The Board's argument that the respondents are barred by Section 10(e) from raising in this court objections not urged before the Board does not meet respondents' case: respondents, by their letter of October 28, 1977, by their "Opposition to General Counsel's Motion for Clarification of Order or Remand", and by their "Motion for Reconsideration of the Supplemental Decision and Order" both objected to the Board's acting on the General Counsel's motion despite the failure to file exceptions and sought an opportunity to file exceptions to the amendments the General Counsel sought and obtained. The denial of those objections, presented to the Board by respondents promptly and in the only manner that the Board's course left open to them, is the sole subject matter of the present appeal. The case is not within N. L. R. B. v. Allied Products Corp., Richard Bros. Div., 548 F.2d 644, 653 (6th Cir. 1977); there, the court pointed out, the respondent "never offered the Board an opportunity to rule on (its) contentions" that "the Board was barred by its own regulations, 29 C.F.R. §§ 102.46(b), 102.46(h), 102.48(e), from expanding a remedy ordered by the ALJ when no exceptions had been taken to it." The "failure" of respondents to file exceptions to the ALJ's decision and recommended order is not involved: respondents could not be expected to except to that which favored them; Pro tanto they had prevailed. Cf. N. L. R. B. v. Local 138, Int'l Union of Operating Engineers, 293 F.2d 187, 191-192 (2d Cir. 1961) ("In all save form the Union was the prevailing party before the Examiner; there was no occasion for it to except to adverse findings which did not affect his favorable recommendation."). Nor is N. L. R. B. v. WTVJ, Inc., 268 F.2d 346, 348 (5th Cir. 1959), in point; the court affirmed the Board which had supported the trial examiner's decision upon a different analysis of the evidence and significantly different findings of fact, See WTVJ, Inc., 120 N.L.R.B. 1180 (1958); it does not appear that the Board modified the relief recommended by the trial examiner, nor does it appear that the respondent moved the Board to reconsider its determination. WTVJ, Inc. has been understood as illustrating the proposition that, "The Board is free to use its own reasoning and is not bound by that of the trial examiner." N. L. R. B. v. Duncan Foundry & Machine Works, Inc., 435 F.2d 612, 620 (7th Cir. 1970). See also N. L. R. B. v. United Shoe Machinery Corp., 445 F.2d 633, 634 (1st Cir. 1971) (respondent not helped by Board decision that the Regional Director's reasoning was wrong if his result was correct). N. L. R. B. v. Hamel Leather Co., 135 F.2d 71 (1st Cir. 1943), cited by the Board, was decided at a time when the Act and the Board's procedural rules and regulations did not approach their present form. See Sections 10(b) and (c), 49 Stat. 453-54 (1935); 29 C.F.R. § 202.32 Et seq. (Supplement 1941); 29 C.F.R. § 202.32 Et seq. (Supplement 1943). The trial examiner's "intermediate report" at that date was not automatically adopted if no exceptions were filed.
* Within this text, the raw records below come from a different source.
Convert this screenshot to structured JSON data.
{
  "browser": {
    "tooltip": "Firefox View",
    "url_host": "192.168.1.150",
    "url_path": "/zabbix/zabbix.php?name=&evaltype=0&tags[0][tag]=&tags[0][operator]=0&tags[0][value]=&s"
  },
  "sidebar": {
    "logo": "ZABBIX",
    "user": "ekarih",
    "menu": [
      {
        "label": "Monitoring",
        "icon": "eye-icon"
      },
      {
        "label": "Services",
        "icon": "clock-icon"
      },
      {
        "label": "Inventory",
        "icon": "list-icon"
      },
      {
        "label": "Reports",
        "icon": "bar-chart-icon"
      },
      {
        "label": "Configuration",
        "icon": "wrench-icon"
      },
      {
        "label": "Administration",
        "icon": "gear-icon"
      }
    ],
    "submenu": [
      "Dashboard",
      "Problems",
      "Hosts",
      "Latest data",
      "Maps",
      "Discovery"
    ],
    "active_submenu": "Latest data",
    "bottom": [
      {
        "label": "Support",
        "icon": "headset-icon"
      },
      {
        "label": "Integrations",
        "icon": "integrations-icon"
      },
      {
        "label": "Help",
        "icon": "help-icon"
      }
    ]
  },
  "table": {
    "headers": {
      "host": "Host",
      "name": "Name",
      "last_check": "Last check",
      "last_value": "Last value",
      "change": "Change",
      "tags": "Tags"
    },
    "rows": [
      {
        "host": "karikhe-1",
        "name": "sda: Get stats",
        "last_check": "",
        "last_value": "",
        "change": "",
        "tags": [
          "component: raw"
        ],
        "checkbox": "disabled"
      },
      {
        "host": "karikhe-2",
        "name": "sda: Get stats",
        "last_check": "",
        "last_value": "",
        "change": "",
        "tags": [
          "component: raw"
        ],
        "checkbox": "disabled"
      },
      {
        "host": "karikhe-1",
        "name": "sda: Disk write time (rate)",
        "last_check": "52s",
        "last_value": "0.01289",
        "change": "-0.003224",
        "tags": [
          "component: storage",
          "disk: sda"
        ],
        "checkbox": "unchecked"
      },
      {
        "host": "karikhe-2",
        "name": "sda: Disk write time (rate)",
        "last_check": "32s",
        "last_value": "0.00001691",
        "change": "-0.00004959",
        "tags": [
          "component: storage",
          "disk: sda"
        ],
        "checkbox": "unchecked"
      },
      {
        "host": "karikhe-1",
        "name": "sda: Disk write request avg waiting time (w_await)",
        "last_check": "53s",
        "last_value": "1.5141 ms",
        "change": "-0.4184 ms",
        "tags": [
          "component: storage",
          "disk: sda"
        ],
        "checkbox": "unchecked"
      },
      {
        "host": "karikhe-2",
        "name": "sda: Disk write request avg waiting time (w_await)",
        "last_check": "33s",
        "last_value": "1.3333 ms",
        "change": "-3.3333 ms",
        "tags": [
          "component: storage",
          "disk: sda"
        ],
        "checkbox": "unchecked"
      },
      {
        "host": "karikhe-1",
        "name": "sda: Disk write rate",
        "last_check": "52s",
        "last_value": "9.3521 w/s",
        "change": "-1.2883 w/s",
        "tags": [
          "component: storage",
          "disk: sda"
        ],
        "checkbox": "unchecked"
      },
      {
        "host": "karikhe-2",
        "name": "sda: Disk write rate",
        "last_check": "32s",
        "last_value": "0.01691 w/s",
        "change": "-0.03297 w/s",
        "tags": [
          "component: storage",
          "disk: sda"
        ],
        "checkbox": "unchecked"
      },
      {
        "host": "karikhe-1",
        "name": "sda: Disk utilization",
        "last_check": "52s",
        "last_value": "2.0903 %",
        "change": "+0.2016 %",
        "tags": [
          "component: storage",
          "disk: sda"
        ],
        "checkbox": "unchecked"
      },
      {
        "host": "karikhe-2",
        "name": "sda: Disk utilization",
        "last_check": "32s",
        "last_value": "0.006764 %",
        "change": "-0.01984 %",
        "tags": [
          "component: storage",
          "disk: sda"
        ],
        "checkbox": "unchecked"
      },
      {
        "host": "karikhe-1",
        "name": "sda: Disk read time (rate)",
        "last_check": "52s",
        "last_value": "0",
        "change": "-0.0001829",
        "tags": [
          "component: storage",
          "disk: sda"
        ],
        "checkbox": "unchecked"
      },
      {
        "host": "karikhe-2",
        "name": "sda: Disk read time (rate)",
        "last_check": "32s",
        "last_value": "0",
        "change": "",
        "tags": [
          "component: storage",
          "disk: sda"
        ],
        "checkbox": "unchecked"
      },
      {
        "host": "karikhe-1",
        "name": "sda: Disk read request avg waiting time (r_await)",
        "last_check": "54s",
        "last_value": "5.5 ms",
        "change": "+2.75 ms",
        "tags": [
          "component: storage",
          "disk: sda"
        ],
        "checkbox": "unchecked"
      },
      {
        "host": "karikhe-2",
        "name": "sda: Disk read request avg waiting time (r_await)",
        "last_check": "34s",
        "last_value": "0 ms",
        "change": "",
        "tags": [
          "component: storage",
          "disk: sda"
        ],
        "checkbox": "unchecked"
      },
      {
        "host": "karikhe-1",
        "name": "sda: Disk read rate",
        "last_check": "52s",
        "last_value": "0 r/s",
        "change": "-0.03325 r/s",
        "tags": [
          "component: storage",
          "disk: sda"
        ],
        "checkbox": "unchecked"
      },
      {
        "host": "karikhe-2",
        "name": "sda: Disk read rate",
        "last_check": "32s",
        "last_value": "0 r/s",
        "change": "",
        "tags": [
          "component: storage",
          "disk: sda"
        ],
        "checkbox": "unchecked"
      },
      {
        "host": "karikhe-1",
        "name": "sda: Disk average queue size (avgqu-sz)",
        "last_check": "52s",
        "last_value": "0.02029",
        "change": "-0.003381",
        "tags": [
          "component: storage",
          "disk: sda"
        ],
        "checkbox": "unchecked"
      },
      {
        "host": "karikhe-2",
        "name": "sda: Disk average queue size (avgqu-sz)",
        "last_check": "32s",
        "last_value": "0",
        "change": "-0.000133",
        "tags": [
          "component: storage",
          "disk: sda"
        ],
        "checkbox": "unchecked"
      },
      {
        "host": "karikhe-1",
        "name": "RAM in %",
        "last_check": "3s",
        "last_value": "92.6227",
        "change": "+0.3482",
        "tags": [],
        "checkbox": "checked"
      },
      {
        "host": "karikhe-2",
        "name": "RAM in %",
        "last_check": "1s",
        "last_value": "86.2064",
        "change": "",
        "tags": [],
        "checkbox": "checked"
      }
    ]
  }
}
The "Supplemental Decision and Order" of the Board is modified by deleting from it so much as directs the substitution of paragraphs (d) through (i) of the Board's "Amended Order" for paragraphs 2(d) through (f) of the Board's Order of October 27, 1977, adopting the decision of the administrative law judge, and the proceeding is remanded to the Board for the entry of such supplemental order as it finds appropriate after the parties have been given an opportunity to be heard upon their exceptions and cross-exceptions, if any, to the amendment of the order.
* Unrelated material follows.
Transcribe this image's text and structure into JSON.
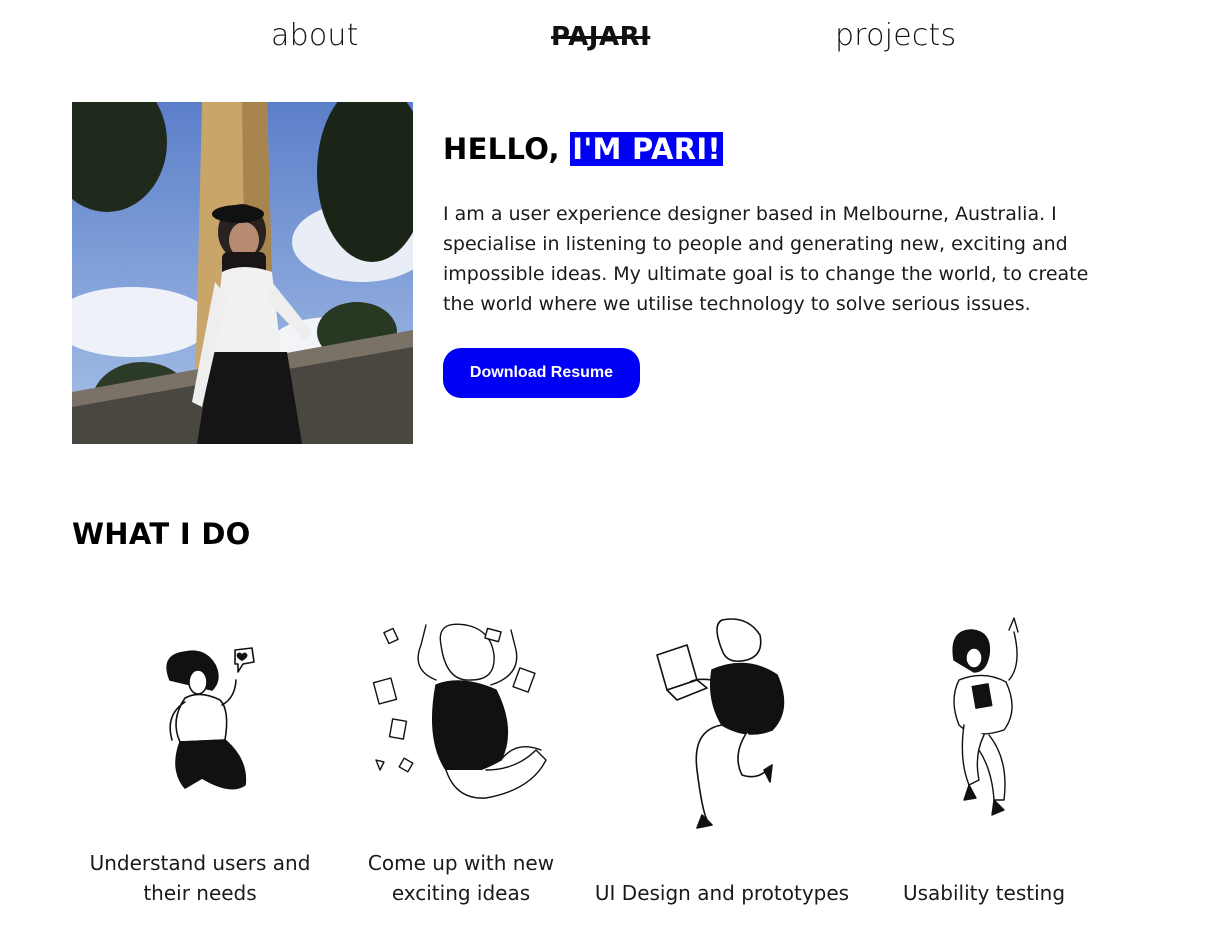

Of the Eastern District of New York, sitting by designation


Apparently the General Counsel's office had drawn the ALJ's attention to a mistake in the caption of the case